Fun fact: The Xerox Corporation used to operate FasTrak (they still kind of do, though under another name), and a class action suit accuses them of lodging unfair charges on Golden Gate Bridge drivers.
If you feel like you’ve ever received an unfair FasTrak charge for travel across the Golden Gate Bridge, you’re not alone. Back when the Golden Gate Bridge got rid of human toll workers in 2013, moving to an all-FasTrak system, drivers who did not have a FasTrak account were supposed to be sent an invoice. This was initially a $6 invoice, though of course, bridge fare has increased intermittently since. Many drivers say they never received these invoices, but FasTrak kept racking up late charges on the undelivered invoices. A 2014 class action lawsuit called out this practice, but FasTrak has managed to tie that lawsuit up in the courts for the last six years. It is tied up no more, though, as ABC 7 reports a judge has refused to dismiss the lawsuit, and it will begin next month.
"There have been hundreds or even thousands of people who were charged penalties for invoices they never received,” class action attorney Adam Gutride told KGO. “What FasTrak did was they just shredded the invoices and imposed the penalties."
Unsurprisingly, Gutride’s firm would like to hear from you if you were ever an un-invoiced Golden Gate Bridge driver who was charged the late penalty.
What is surprising is that the FasTrak system was formerly operated by Xerox, and that managing company has since been spun off into a Xerox subsidiary called Conduent. The lion’s share of these complaints come from 2014, during the early years of the mandatory FasTrak system. But those late fees have piled up for many drivers, who cannot renew their vehicle registration without paying them.
Sure, FasTrak will let you dispute the charge — but only once you’ve already paid the full bill! If that’s not kangaroo-court enough for you, FasTrak also tried to ban the public from the upcoming trial. That request was shot down in December, according to KGO’s dogged and years-long reporting on the matter, though the company did win a victory in being allowed to keep various tolling and penalty policies secret during trial proceedings.
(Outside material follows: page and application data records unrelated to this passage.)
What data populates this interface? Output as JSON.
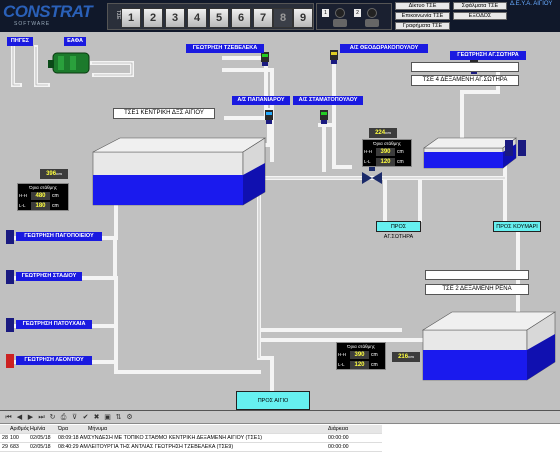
{
  "header": {
    "logo": "CONSTRAT",
    "logo_sub": "SOFTWARE",
    "tse_label": "ΤΣΕ",
    "tse_buttons": [
      "1",
      "2",
      "3",
      "4",
      "5",
      "6",
      "7",
      "8",
      "9"
    ],
    "joy_tags": [
      "1",
      "2"
    ],
    "deya": "Δ.Ε.Υ.Α. ΑΙΓΙΟΥ",
    "menu": {
      "diktyo": "Δίκτυο ΤΣΕ",
      "epikoinonia": "Επικοινωνία ΤΣΕ",
      "grafimata": "Γραφήματα ΤΣΕ",
      "sfalmata": "Σφάλματα ΤΣΕ",
      "exodos": "ΕΞΟΔΟΣ"
    }
  },
  "labels": {
    "pigei": "ΠΗΓΕΣ",
    "eafa": "ΕΑΦΑ",
    "tzeveleka": "ΓΕΩΤΡΗΣΗ ΤΖΕΒΕΛΕΚΑ",
    "theodorakopoulou": "Α/Σ ΘΕΟΔΩΡΑΚΟΠΟΥΛΟΥ",
    "ag_sotira": "ΓΕΩΤΡΗΣΗ ΑΓ.ΣΩΤΗΡΑ",
    "papaniarou": "Α/Σ ΠΑΠΑΝΙΑΡΟΥ",
    "stamatopoulou": "Α/Σ ΣΤΑΜΑΤΟΠΟΥΛΟΥ",
    "pagopoieiou": "ΓΕΩΤΡΗΣΗ ΠΑΓΟΠΟΙΕΙΟΥ",
    "stadiou": "ΓΕΩΤΡΗΣΗ ΣΤΑΔΙΟΥ",
    "patouxaia": "ΓΕΩΤΡΗΣΗ ΠΑΤΟΥΧΑΙΑ",
    "leontiou": "ΓΕΩΤΡΗΣΗ ΛΕΟΝΤΙΟΥ"
  },
  "titles": {
    "tse1": "ΤΣΕ1 ΚΕΝΤΡΙΚΗ ΔΞΣ ΑΙΓΙΟΥ",
    "tse4": "ΤΣΕ 4 ΔΕΞΑΜΕΝΗ ΑΓ.ΣΩΤΗΡΑ",
    "tse2": "ΤΣΕ 2 ΔΕΞΑΜΕΝΗ ΡΕΝΑ"
  },
  "buttons": {
    "pros_sotira": "ΠΡΟΣ ΑΓ.ΣΩΤΗΡΑ",
    "pros_koumari": "ΠΡΟΣ ΚΟΥΜΑΡΙ",
    "pros_aigio": "ΠΡΟΣ ΑΙΓΙΟ"
  },
  "levels": {
    "tse1": "396",
    "tse4": "224",
    "tse2": "216",
    "unit": "cm"
  },
  "setpoints": {
    "title": "Όρια στάθμης",
    "hh_key": "H-H",
    "ll_key": "L-L",
    "unit": "cm",
    "tse1": {
      "hh": "480",
      "ll": "180"
    },
    "tse4": {
      "hh": "390",
      "ll": "120"
    },
    "tse2": {
      "hh": "390",
      "ll": "120"
    }
  },
  "table": {
    "headers": [
      "",
      "Αριθμός",
      "Ημ/νία",
      "Ώρα",
      "Μήνυμα",
      "Διάρκεια"
    ],
    "rows": [
      [
        "28",
        "100",
        "02/05/18",
        "08:09:18 AM",
        "ΣΥΝΔΕΣΗ ΜΕ ΤΟΠΙΚΟ ΣΤΑΘΜΟ ΚΕΝΤΡΙΚΗ ΔΕΞΑΜΕΝΗ ΑΙΓΙΟΥ (ΤΣΕ1)",
        "00:00:00"
      ],
      [
        "29",
        "683",
        "02/05/18",
        "08:40:29 AM",
        "ΛΕΙΤΟΥΡΓΙΑ ΤΗΣ ΑΝΤΛΙΑΣ ΓΕΩΤΡΗΣΗ ΤΖΕΒΕΛΕΚΑ (ΤΣΕ9)",
        "00:00:00"
      ]
    ]
  }
}
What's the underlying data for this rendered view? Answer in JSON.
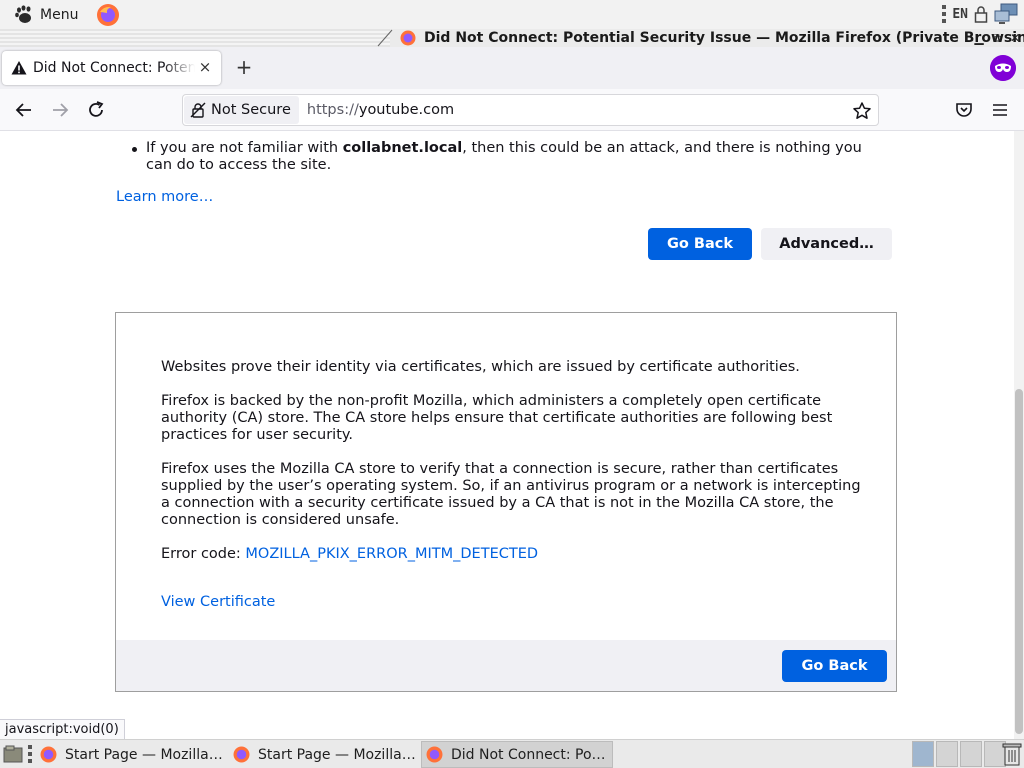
{
  "top_panel": {
    "menu_label": "Menu",
    "keyboard_layout": "EN",
    "icons": [
      "gnome-foot-icon",
      "firefox-launcher-icon",
      "keyboard-layout-indicator",
      "lock-icon",
      "network-icon"
    ]
  },
  "window": {
    "title": "Did Not Connect: Potential Security Issue — Mozilla Firefox (Private Browsing)",
    "controls": [
      "minimize",
      "maximize",
      "close"
    ]
  },
  "tabs": {
    "active_tab_label": "Did Not Connect: Potential Security Issue",
    "new_tab_symbol": "+",
    "close_symbol": "×"
  },
  "toolbar": {
    "not_secure_label": "Not Secure",
    "url_scheme": "https://",
    "url_host": "youtube.com"
  },
  "page": {
    "bullet_prefix": "If you are not familiar with ",
    "bullet_host": "collabnet.local",
    "bullet_suffix": ", then this could be an attack, and there is nothing you can do to access the site.",
    "learn_more": "Learn more…",
    "go_back_label": "Go Back",
    "advanced_label": "Advanced…",
    "advanced_panel": {
      "para1": "Websites prove their identity via certificates, which are issued by certificate authorities.",
      "para2": "Firefox is backed by the non-profit Mozilla, which administers a completely open certificate authority (CA) store. The CA store helps ensure that certificate authorities are following best practices for user security.",
      "para3": "Firefox uses the Mozilla CA store to verify that a connection is secure, rather than certificates supplied by the user’s operating system. So, if an antivirus program or a network is intercepting a connection with a security certificate issued by a CA that is not in the Mozilla CA store, the connection is considered unsafe.",
      "error_code_label": "Error code: ",
      "error_code": "MOZILLA_PKIX_ERROR_MITM_DETECTED",
      "view_certificate": "View Certificate",
      "go_back_label": "Go Back"
    }
  },
  "status_bar": {
    "link_preview": "javascript:void(0)"
  },
  "taskbar": {
    "items": [
      {
        "label": "Start Page — Mozilla Firefox",
        "active": false
      },
      {
        "label": "Start Page — Mozilla Firefox",
        "active": false
      },
      {
        "label": "Did Not Connect: Potential Security Issue",
        "active": true
      }
    ]
  },
  "colors": {
    "accent_blue": "#0061e0",
    "private_purple": "#8000d7",
    "page_bg": "#ffffff"
  }
}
The trial is scheduled to begin March 2, 2020, and you can still jump in on your chance at (probably very small) monetary relief if wrongdoing is proven.
Image: Bay Area Fastrak